------ Source material ------
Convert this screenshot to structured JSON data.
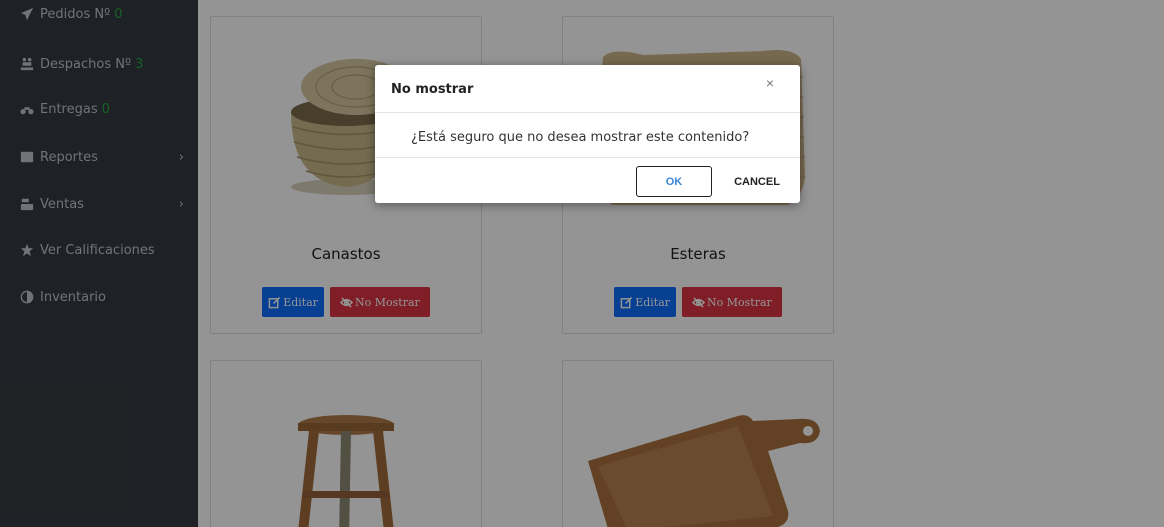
{
  "sidebar": {
    "items": [
      {
        "label": "Pedidos Nº",
        "count": "0",
        "icon": "paper-plane-icon"
      },
      {
        "label": "Despachos Nº",
        "count": "3",
        "icon": "people-carry-icon"
      },
      {
        "label": "Entregas",
        "count": "0",
        "icon": "motorcycle-icon"
      },
      {
        "label": "Reportes",
        "icon": "table-icon",
        "chevron": "›"
      },
      {
        "label": "Ventas",
        "icon": "cash-register-icon",
        "chevron": "›"
      },
      {
        "label": "Ver Calificaciones",
        "icon": "star-icon"
      },
      {
        "label": "Inventario",
        "icon": "adjust-icon"
      }
    ]
  },
  "products": [
    {
      "name": "Canastos",
      "edit_label": "Editar",
      "hide_label": "No Mostrar"
    },
    {
      "name": "Esteras",
      "edit_label": "Editar",
      "hide_label": "No Mostrar"
    }
  ],
  "modal": {
    "title": "No mostrar",
    "close": "×",
    "message": "¿Está seguro que no desea mostrar este contenido?",
    "ok_label": "OK",
    "cancel_label": "CANCEL"
  },
  "colors": {
    "sidebar_bg": "#343a40",
    "count_green": "#28a745",
    "edit_blue": "#0d6efd",
    "hide_red": "#dc3545"
  }
}
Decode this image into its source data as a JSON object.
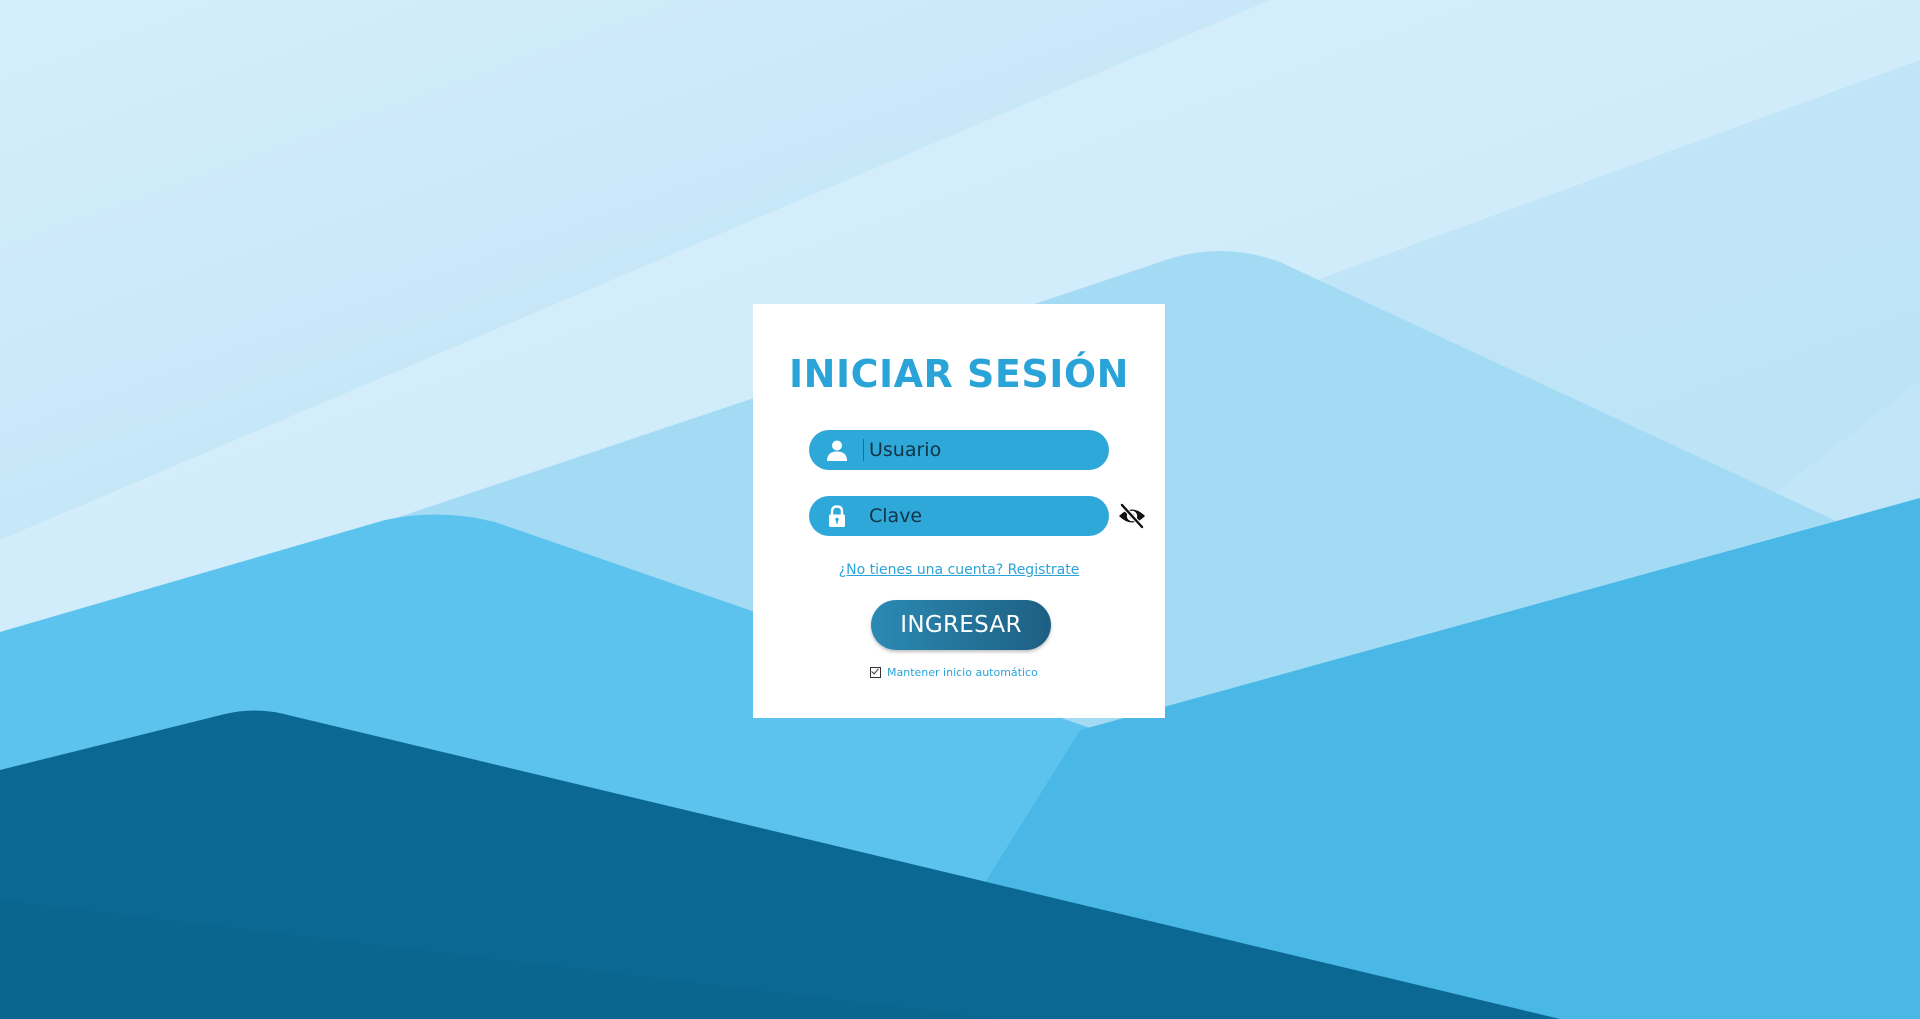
{
  "login": {
    "title": "INICIAR SESIÓN",
    "username_placeholder": "Usuario",
    "password_placeholder": "Clave",
    "register_link": "¿No tienes una cuenta? Registrate",
    "submit_label": "INGRESAR",
    "remember_label": "Mantener inicio automático",
    "remember_checked": true
  },
  "icons": {
    "user": "user-icon",
    "lock": "lock-icon",
    "password_toggle": "eye-slash-icon",
    "checkbox": "checkbox-checked-icon"
  },
  "colors": {
    "accent": "#2aa4d8",
    "field_bg": "#2ea7d9",
    "button_start": "#2b8ab4",
    "button_end": "#1e5f82",
    "card_bg": "#ffffff"
  }
}
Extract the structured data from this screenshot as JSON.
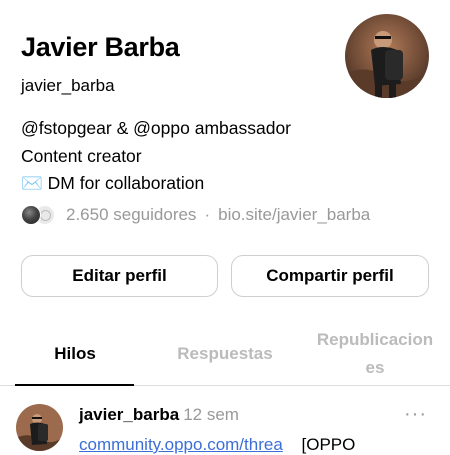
{
  "profile": {
    "name": "Javier Barba",
    "handle": "javier_barba",
    "bio": {
      "line1_mention1": "@fstopgear",
      "line1_amp": " & ",
      "line1_mention2": "@oppo",
      "line1_rest": " ambassador",
      "line2": "Content creator",
      "line3_emoji": "✉️",
      "line3_text": " DM for collaboration"
    },
    "followers": "2.650 seguidores",
    "separator": "·",
    "link": "bio.site/javier_barba"
  },
  "actions": {
    "edit_label": "Editar perfil",
    "share_label": "Compartir perfil"
  },
  "tabs": [
    {
      "label": "Hilos",
      "active": true
    },
    {
      "label": "Respuestas",
      "active": false
    },
    {
      "label": "Republicaciones",
      "active": false
    }
  ],
  "post": {
    "author": "javier_barba",
    "time": "12 sem",
    "more": "···",
    "link_text": "community.oppo.com/threa",
    "text_after": "[OPPO"
  },
  "colors": {
    "link": "#3b6fd6",
    "muted": "#999999",
    "border": "#cfcfcf"
  }
}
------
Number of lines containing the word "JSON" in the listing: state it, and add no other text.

3